A year at TIAS: interview with Philippa Chapman
January 17, 2019 | 3 min read
Recently, we got together with Philippa Chapman, lecturer within the Personal Leadership and Career Development program at TIAS to discuss her background, TIAS and the Netherlands.
1. Where are you from and what led you to a career in professional development workshops?
I am from the UK, but I have lived and worked abroad for most of my adult life. Having lived in Belgium, France, UK I am now living in Kenya, Africa and divide my time between the African continent and Europe.
I studied languages and taught languages in the UK and abroad. However, I didn’t want to remain in academia as I was more interested in the growth of the person, rather than conveying the academics. At one point I was asked to translate a program from English to French so it could be taught in French and thought: I want to do exactly this! This is what I want to do with my life.
To be able to do this profession, however, you need to believe that people can grow and that every person you teach will grow, otherwise you will not be happy doing this.
2. What do you do outside of TIAS?
I work with different organisations and clients outside of TIAS. I work with them on management team development or with leadership and development workshops similar to those I teach here at TIAS. Examples of projects I currently work on or have worked on are: NGOs in East Africa, a construction organization in the Netherlands, Imperial College London, a Global engineering company in Sweden, management training for the BBC and I am currently also involved in pro-bono work with an NGO in Nairobi and an educational institute in Uganda.
3. How is TIAS different to other universities/business schools or businesses you have provided workshops at?
TIAS is a lot smaller. London Business School, with whom I’ve worked previously, for example has a group of 400 MBA students and is therefore much larger than TIAS. The fact that TIAS is a lot smaller than other organizations or institutes means that it is also far more intimate.
In addition, the FTMScBA program caters to a younger audience than the clients I usually work with. However, the MBA programs and PTMScBA program have a similar audience to the clients I usually work with.
4. What do you like about TIAS and teaching here?
What I like most about TIAS and teaching here is the fact that I am very integrated in the program and the school, which is very important to me. I feel that I can make a difference and that the program offices also listen to me and take my feedback on board. As my business currently only exists of me it means that I only hold myself to account and can be a lot more flexible. It’s also great that I get to see the students at several different moments throughout the year, which provides them with continuity and allows me to see their development throughout the year. I very much like the fact that every single year I get to meet new students and can try to understand them all over again. By seeing them at the beginning and ending of the year I really feel that I can make a difference. In addition, I am gathering more and more stories throughout my time as a workshop provider and by combining work in organisations and business schools I can provide them with situations from the real world.

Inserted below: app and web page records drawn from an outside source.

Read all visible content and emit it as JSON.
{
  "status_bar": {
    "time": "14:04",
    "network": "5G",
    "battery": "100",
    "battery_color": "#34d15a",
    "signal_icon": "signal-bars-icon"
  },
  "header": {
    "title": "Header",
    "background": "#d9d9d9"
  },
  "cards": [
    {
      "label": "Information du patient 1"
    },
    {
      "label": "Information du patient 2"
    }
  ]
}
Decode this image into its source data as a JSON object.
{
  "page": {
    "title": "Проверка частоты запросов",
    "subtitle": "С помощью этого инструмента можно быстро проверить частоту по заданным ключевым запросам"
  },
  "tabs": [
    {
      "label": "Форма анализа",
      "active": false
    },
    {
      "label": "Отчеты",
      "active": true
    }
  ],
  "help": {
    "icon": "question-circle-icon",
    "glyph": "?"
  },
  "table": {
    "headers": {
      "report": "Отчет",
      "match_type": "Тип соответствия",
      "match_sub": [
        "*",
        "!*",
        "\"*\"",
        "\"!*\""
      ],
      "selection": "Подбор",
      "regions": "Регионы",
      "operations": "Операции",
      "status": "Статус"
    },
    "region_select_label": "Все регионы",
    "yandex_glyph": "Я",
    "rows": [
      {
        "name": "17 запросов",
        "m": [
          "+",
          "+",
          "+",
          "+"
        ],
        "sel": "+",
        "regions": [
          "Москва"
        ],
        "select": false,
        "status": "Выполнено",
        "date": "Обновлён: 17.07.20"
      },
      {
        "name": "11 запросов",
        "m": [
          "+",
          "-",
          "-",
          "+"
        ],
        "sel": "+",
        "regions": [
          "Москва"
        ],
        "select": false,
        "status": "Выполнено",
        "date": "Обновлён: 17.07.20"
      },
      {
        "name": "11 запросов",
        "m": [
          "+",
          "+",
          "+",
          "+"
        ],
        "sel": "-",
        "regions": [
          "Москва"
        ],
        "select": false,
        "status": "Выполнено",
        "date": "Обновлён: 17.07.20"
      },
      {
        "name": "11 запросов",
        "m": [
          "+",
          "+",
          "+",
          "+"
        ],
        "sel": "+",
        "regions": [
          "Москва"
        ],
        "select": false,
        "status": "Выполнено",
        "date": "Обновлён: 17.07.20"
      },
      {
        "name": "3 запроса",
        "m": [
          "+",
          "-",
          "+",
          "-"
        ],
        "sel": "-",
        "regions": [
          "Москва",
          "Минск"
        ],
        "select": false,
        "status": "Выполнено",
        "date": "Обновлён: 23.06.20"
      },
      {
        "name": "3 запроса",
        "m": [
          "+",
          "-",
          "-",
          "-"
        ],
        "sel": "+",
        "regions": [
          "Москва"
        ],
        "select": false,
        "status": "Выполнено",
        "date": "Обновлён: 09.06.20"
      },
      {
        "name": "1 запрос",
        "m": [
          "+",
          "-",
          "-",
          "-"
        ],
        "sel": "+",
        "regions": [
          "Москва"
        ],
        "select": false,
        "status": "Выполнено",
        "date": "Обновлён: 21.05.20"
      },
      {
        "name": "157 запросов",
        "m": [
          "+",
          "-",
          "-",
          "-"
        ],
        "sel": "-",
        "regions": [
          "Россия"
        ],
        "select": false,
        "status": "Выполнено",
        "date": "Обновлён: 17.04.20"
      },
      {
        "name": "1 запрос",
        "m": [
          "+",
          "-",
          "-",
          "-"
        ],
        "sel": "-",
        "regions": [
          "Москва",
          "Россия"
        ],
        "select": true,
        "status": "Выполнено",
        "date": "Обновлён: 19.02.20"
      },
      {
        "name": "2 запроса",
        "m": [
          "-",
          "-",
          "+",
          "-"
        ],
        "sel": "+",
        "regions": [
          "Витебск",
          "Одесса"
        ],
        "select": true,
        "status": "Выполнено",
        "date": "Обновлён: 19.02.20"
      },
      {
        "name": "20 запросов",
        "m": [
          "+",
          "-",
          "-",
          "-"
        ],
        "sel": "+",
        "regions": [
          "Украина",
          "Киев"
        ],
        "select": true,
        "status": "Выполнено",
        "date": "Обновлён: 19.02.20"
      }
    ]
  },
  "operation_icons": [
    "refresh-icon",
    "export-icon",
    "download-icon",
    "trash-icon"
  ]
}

5. According to you, what do students enjoy most about the professional development workshops you provide?
I believe there are three things:
- I provide an informal, familiar atmosphere and I go out of my way to put the students at ease.
- During the workshops the focus is on the individual students and how they behave. They get to think about themselves and about how to improve, rather than being provided information and theories they have to apply.
- They receive a lot of feedback from one another during my workshops and I very much encourage constructive conversations, providing them with new insights.
6. What do you enjoy most about Utrecht and the Netherlands?
I love the open, confident, positive and light atmosphere in the Netherlands. I also love the enjoyment of life in the Dutch culture. I like the fact that so many kids cycle to school, or adults cycling to school with their children, or teenagers cycling to the hockey. I believe the bike culture is a huge confidence builder in the Dutch. There also seems to be a greater sense of work-life balance than in the UK. Furthermore, the Netherlands is so close to everything, Germany and Belgium are just across the border. The country also makes me feel safe. However, I don’t like it when the fog disrupts my flights at Schiphol, or when trains are disrupted.
In addition, Utrecht feels like a second home, a fairytale city. I always feel like I’m walking into a film set when I step onto the cobbled stones. I love soaking up the buildings, the quirky angles, the small streets, the lovely water, I absolutely love it.